It should be noted, that for young puppies, particularly under the age of 6 months, fainting can be the sign of hypoglycemia...a rapid, dangerous drop in blood sugar levels (treated by rubbing Karo syrup directly onto the pup's gums for rapid transport into the bloodstream and then bringing him or her to the closest vet or animal hospital)....Therefore, any collapse or fainting must be treated immediately.
Each case is different. However some Boxer dogs with cardiomyopathy will reach a point where the ventricles of the heart expand. This causes the walls of the heart to become too thin and the heart itself will decline in strength.
Coughing may occur at this point. Owners should not panic if coughing occurs, as it may be something as simple as allergies...However, it is important to have it checked out as soon as possible.
How is this Diagnosed?

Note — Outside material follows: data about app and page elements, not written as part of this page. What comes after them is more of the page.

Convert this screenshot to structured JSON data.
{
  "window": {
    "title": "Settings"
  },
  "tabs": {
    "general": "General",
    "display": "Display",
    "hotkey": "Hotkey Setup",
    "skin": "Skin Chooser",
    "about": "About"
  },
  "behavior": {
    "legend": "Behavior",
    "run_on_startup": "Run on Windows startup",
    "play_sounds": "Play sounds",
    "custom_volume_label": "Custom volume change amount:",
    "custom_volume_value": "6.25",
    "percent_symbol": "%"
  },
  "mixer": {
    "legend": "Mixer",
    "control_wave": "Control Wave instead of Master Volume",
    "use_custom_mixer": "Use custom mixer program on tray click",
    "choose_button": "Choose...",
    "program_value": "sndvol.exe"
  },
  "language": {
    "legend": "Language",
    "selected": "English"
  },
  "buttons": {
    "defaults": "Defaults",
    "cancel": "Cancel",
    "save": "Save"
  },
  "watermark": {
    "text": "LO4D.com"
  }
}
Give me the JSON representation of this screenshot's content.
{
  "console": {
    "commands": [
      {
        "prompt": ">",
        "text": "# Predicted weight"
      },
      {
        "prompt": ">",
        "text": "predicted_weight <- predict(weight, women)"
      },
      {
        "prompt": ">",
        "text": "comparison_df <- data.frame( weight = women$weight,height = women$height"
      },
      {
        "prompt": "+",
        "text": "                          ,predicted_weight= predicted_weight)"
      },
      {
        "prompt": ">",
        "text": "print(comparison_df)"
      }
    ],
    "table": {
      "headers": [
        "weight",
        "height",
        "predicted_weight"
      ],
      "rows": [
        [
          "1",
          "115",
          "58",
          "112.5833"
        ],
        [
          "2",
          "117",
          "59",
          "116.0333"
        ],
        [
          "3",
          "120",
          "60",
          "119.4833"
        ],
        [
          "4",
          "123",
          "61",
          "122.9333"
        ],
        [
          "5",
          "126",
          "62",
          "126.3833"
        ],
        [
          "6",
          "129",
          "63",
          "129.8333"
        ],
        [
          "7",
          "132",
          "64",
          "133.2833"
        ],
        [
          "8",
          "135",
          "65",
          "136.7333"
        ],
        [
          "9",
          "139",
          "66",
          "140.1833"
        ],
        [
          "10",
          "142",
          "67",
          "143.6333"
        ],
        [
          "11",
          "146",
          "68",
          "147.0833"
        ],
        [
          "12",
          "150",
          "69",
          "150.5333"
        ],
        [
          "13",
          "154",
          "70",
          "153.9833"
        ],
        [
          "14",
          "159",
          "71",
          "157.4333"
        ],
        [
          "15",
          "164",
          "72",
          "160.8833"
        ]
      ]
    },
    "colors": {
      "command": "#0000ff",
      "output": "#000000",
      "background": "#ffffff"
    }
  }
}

How do you know if your Boxer has cardiomyopathy (arrhythmia)? This is a part of why this canine disease can be so tricky. There is usually no symptoms during early stages. This is usually found during a routine vet visit. For this reason, we strongly encourage all owners to keep up with regularly scheduled visits, even if your Boxer seems very healthy.
The heart arrhythmias are not always identified by using a stethoscope. It all depends on the actual frequency of the abnormal heart rhythm.
Usually, the cardiomyopathy will cause an extra heart beat or a skipped beat and it must occur without a corresponding pulse in order to be deemed cardiomyopathy arrhythmia. If the frequency is just right, a veterinarian will be able to detect this during a normal checkup.
As your Boxer grows older, he or she will reach an age of having geriatric visits...This means that the regular testing will change a bit...And part of this is to take more time to listen to the heart beat. Be sure to discuss this with your dog's veterinarian.
Normally, your dog’s veterinarian will use 1 hand to hold the stethoscope and 1 hand is put on the dog’s hind leg to feel their pulse. Why on the hind leg? This area contains a large femoral artery which vets find one of the best areas to properly feel a dog’s pulse.